Archive of Month July 2008 :


Knowledge and activity are essential parts or features of a greater whole, namely the logical system described here. Therefore they cannot be viewed in isolation. They get their meaning from the whole and from their relationship with each other and with other similarly fundamental terms.

Above all thing and space. These are, in a way, as diametrically facing one another as knowledge and activity. In the extreme, so to speak, space is the opposite of the thing, that what resides between the things, what separates them. But of course each thing occupies some space; and space may be treated as a thing — representing knowledge — arising through activity.

These concepts belong together, for they are four corners of one and the same figure.


Knowledge, activity, thing, and space form the basis of our system, a square. All the four corners are interconnected, so it arises from the crossing of the diagonals the shape of an X. This is a really graphic reason to call the system “X-Logic”.

The intersection of the diagonals, the centre of the quadrilateral, could be regarded as a symbol for unification, thus for the whole that gives the parts their ultimate meaning. It is connected to all the cornerpoints. However, it itself is not a corner, it has no contact to the outer world — and interrupts, in a sense, the direct relationship between diagonally facing vertices.

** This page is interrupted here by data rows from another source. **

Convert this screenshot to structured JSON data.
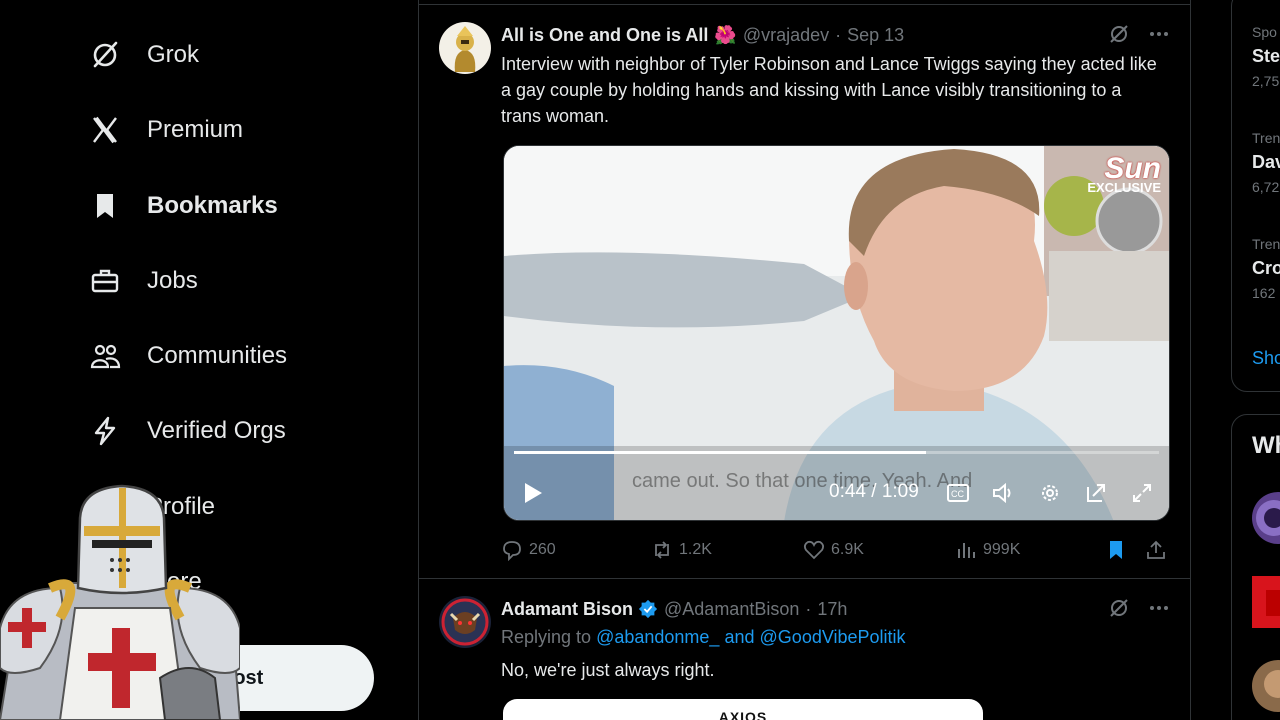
{
  "nav": {
    "items": [
      {
        "label": "Grok",
        "icon": "grok-icon"
      },
      {
        "label": "Premium",
        "icon": "x-logo-icon"
      },
      {
        "label": "Bookmarks",
        "icon": "bookmark-icon",
        "active": true
      },
      {
        "label": "Jobs",
        "icon": "briefcase-icon"
      },
      {
        "label": "Communities",
        "icon": "communities-icon"
      },
      {
        "label": "Verified Orgs",
        "icon": "lightning-icon"
      },
      {
        "label": "Profile",
        "icon": "profile-icon"
      },
      {
        "label": "More",
        "icon": "more-icon"
      }
    ],
    "post_label": "Post"
  },
  "tweet1": {
    "name": "All is One and One is All",
    "emoji": "🌺",
    "handle": "@vrajadev",
    "dot": "·",
    "time": "Sep 13",
    "text": "Interview with neighbor of Tyler Robinson and Lance Twiggs saying they acted like a gay couple by holding hands and kissing with Lance visibly transitioning to a trans woman.",
    "video": {
      "time_display": "0:44 / 1:09",
      "progress": 0.638,
      "subtitle": "came out. So that one time. Yeah. And",
      "watermark_title": "Sun",
      "watermark_sub": "EXCLUSIVE"
    },
    "stats": {
      "replies": "260",
      "reposts": "1.2K",
      "likes": "6.9K",
      "views": "999K"
    }
  },
  "tweet2": {
    "name": "Adamant Bison",
    "handle": "@AdamantBison",
    "dot": "·",
    "time": "17h",
    "reply_prefix": "Replying to",
    "mention1": "@abandonme_",
    "reply_and": "and",
    "mention2": "@GoodVibePolitik",
    "text": "No, we're just always right.",
    "card_brand": "AXIOS"
  },
  "sidebar": {
    "trends": [
      {
        "cat": "Spo",
        "topic": "Ste",
        "count": "2,75"
      },
      {
        "cat": "Tren",
        "topic": "Dav",
        "count": "6,72"
      },
      {
        "cat": "Tren",
        "topic": "Cro",
        "count": "162"
      }
    ],
    "show_more": "Sho",
    "who_title": "Wh"
  },
  "colors": {
    "accent": "#1d9bf0",
    "background": "#000000",
    "border": "#2f3336",
    "muted": "#71767b"
  }
}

So, for expressing the whole, the oneness, it makes more sense to move out of the plane and to raise a pyramid. The original planar figure then can be seen as a two-dimensional projection. Which comes into usage mainly if there is only a flat surface available for presentation.

But the more expressive symbol is the pyramid. It is an illustrative model of the x-logic system described here.


A pyramid may quite generally symbolize unification: the set of points forming the base pass into the single point at the top, the apex. This kind of transformation is fundamentally important for knowledge.

It is part of what we have called the “act of knowing”. A certain pattern crystallizes into one thing that multiplies as a whole — and so constitutes a new plane or space of knowledge.

This move into a new dimension is nicely depicted by the pyramid shape, too.


Knowledge comprehends relations between things. For this, these things have to be, in a sense, synchronously present, side by side, closely arranged. This holds even if the things are in reality separated by large distances, yes, even for events taking place at different times. All this cannot stop knowledge. It overcomes times as well as distances, it compacts, omits superfluous details and gets to the point.

This process, often called “abstraction”, appears to lead into areas lying beyond any physical reality. However, this idea itself is merely an abstraction, a picture that may depict a certain process by highlighting and strikingly illustrating one particular feature held to be essential. So here, in this case, the idea of absolute immateriality is derived from the freedom that inheres in every knowledge because of being not the hard and heavy matter itself, but its image, so to speak.

Yet, finally, every image, every representation, every form of knowledge is itself again subject to restrictions that are not less real than those of the represented thing, simply different — and therefore many of the original ones disappear.

Something, however, has to remain, a certain identicalness must exist. Image and original must allow to treat them as one and the same. The picture of a house must have enough in common with the depicted object to be itself called “house” (as in phrases like “This is our house”). Insofar it must be house.